I suggest specifying a NULL value for the first boundary of a RANGE RIGHT partition function.  This NULL boundary serves as the upper boundary of the permanent first partition as well as the lower boundary for the second partition containing data outside the expected range.  No rows are less than NULL so the first partition will always be empty.  It is therefore safe to map the first partition to the previously mentioned dummy filegroup even if you need to house data outside the expected range.  That being said, there is no harm in mapping the first partition to another filegroup other than lack of clarity.

For the last boundary of a RANGE RIGHT function, I suggest specifying the lowest value outside the expected range and also mapping the partition to either the dummy filegroup, or one designated to contain unexpected data.  The boundaries between the first boundary (NULL) and this one designate partitions for expected data.

Summary

In summary, I recommend a RANGE RIGHT function with the following setup:

  • First boundary value NULL
  • Subsequent boundary values for expected data partitions
  • A final boundary value of greater than the expected range
  • Map first, second, and last partitions to either a dummy filegroup or one designated for unexpected data
  • Map remaining expected data partitions to appropriately named filegroups

A similar RANGE LEFT function can be setup as follows.  I’m including this for only for completeness as the RANGE RIGHT setup above is a best practice, in my humble opinion.

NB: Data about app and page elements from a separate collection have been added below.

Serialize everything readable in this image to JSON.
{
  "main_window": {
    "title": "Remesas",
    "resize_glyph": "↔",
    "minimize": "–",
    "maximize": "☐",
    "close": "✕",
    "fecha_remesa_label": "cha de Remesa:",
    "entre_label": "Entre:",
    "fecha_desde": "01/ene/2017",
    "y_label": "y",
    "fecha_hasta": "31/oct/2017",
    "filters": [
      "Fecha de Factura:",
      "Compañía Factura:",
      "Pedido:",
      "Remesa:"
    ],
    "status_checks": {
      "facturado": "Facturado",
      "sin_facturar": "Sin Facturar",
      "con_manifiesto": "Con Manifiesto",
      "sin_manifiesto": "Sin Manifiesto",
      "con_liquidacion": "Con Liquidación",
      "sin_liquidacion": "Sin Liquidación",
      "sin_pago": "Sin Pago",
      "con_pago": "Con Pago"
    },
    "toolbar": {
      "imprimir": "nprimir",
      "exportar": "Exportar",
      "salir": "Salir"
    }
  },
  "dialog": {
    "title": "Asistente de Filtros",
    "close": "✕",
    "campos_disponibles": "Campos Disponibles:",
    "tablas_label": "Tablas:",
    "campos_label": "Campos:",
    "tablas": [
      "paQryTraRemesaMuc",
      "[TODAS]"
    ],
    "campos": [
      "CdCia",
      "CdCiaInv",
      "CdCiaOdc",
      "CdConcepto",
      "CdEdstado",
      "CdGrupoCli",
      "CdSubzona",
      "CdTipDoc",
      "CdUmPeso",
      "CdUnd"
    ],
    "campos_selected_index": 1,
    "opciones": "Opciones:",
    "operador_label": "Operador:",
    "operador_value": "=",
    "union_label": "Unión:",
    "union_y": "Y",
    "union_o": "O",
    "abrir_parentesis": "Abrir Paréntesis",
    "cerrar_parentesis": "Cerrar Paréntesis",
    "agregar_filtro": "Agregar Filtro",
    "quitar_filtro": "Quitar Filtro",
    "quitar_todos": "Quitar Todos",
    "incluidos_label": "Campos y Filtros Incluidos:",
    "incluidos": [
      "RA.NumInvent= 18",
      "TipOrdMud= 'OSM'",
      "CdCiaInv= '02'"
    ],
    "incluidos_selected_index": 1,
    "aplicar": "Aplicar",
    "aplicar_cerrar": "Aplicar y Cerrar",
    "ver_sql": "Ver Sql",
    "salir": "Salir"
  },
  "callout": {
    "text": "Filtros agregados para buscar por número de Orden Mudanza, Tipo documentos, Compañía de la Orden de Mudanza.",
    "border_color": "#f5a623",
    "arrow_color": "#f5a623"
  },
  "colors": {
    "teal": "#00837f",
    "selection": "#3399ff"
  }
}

  • First boundary for data less than the expected range
  • Subsequent boundaries for expected data partitions
  • A final boundary value of the maximum allowable value for the partitioning data type (which is another kludge that bolsters the case for RANGE RIGHT)
  • Map first, second from last, and last partitions to either a dummy filegroup or one designated for unexpected data
  • Map remaining expected data partitions to appropriately named filegroups

Below is an example script of applying these techniques with a RANGE RIGHT function, including adding an incremental partition for a new year.  Partitions for data outside the expected data range are mapped to the FG_NoData filegroup (which contains no files) so any attempt to insert data outside the expected range will fail.